Click here to learn more about the trio of grantees and GIFT’s reasons for selecting them.
Launched six years ago as a storefront along Troost, Gant opened Pink Lipps as a pursuit of purpose, intended to share her knack for beauty with her community through products and services.
The business was further inspired by her strong family ties, she added.
“My passion for makeup came from my mom,” Gant recalled, looking back on her mother’s own cosmetology career and how it influenced her to become a nail technician.
Her daughter’s love for lip gloss further inspired her to take a chance with Pink Lipps, she said.
“Once I saw that it could be a business, I started to develop the products in my mother’s kitchen,” Gant said. “I was spending all of my paychecks on this product. If I was going to do it — I was going to do it right.”
Pink Lipps’ expansion into Target stores now serves as validation Gant has done just that, she said, noting a healthy sales increase in recent months and acknowledging a horizon that’s as bright as the company’s color palettes.
“This was my first time doing retail, so it was something I struggled with for a little [while.] There is a certain retail talk that you have to understand.
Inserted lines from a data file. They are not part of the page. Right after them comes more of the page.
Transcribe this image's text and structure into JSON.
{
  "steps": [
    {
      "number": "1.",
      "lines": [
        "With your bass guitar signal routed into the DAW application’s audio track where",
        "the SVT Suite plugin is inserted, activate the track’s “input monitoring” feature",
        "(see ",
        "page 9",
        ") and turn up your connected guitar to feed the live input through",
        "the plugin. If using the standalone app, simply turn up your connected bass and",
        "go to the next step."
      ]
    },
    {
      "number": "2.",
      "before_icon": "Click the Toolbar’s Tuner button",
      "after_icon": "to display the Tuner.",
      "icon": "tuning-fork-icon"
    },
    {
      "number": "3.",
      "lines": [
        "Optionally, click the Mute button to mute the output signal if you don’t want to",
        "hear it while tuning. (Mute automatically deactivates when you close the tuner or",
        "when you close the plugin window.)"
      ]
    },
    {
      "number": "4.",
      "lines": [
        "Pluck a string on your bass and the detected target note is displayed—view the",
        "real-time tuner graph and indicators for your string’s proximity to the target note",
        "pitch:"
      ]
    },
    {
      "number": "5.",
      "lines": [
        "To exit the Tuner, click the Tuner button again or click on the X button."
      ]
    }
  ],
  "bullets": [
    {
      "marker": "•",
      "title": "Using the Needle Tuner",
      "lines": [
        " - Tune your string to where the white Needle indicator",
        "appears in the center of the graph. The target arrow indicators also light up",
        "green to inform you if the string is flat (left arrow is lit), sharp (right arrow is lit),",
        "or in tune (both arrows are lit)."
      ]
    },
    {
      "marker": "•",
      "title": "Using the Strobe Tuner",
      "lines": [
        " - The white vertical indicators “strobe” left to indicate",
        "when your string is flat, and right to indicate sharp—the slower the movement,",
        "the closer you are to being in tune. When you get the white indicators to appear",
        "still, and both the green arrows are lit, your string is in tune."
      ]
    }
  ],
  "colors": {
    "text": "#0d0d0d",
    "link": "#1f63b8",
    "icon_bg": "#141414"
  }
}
It took a while to grasp that,” she said, reflecting on the opportunity before her and the example it set for her daughter who eagerly tells her friends at school about her mother’s success.
“It wasn’t easy, but we got it done.”
This story is possible thanks to support from the Ewing Marion Kauffman Foundation, a private, nonpartisan foundation that works together with communities in education and entrepreneurship to create uncommon solutions and empower people to shape their futures and be successful.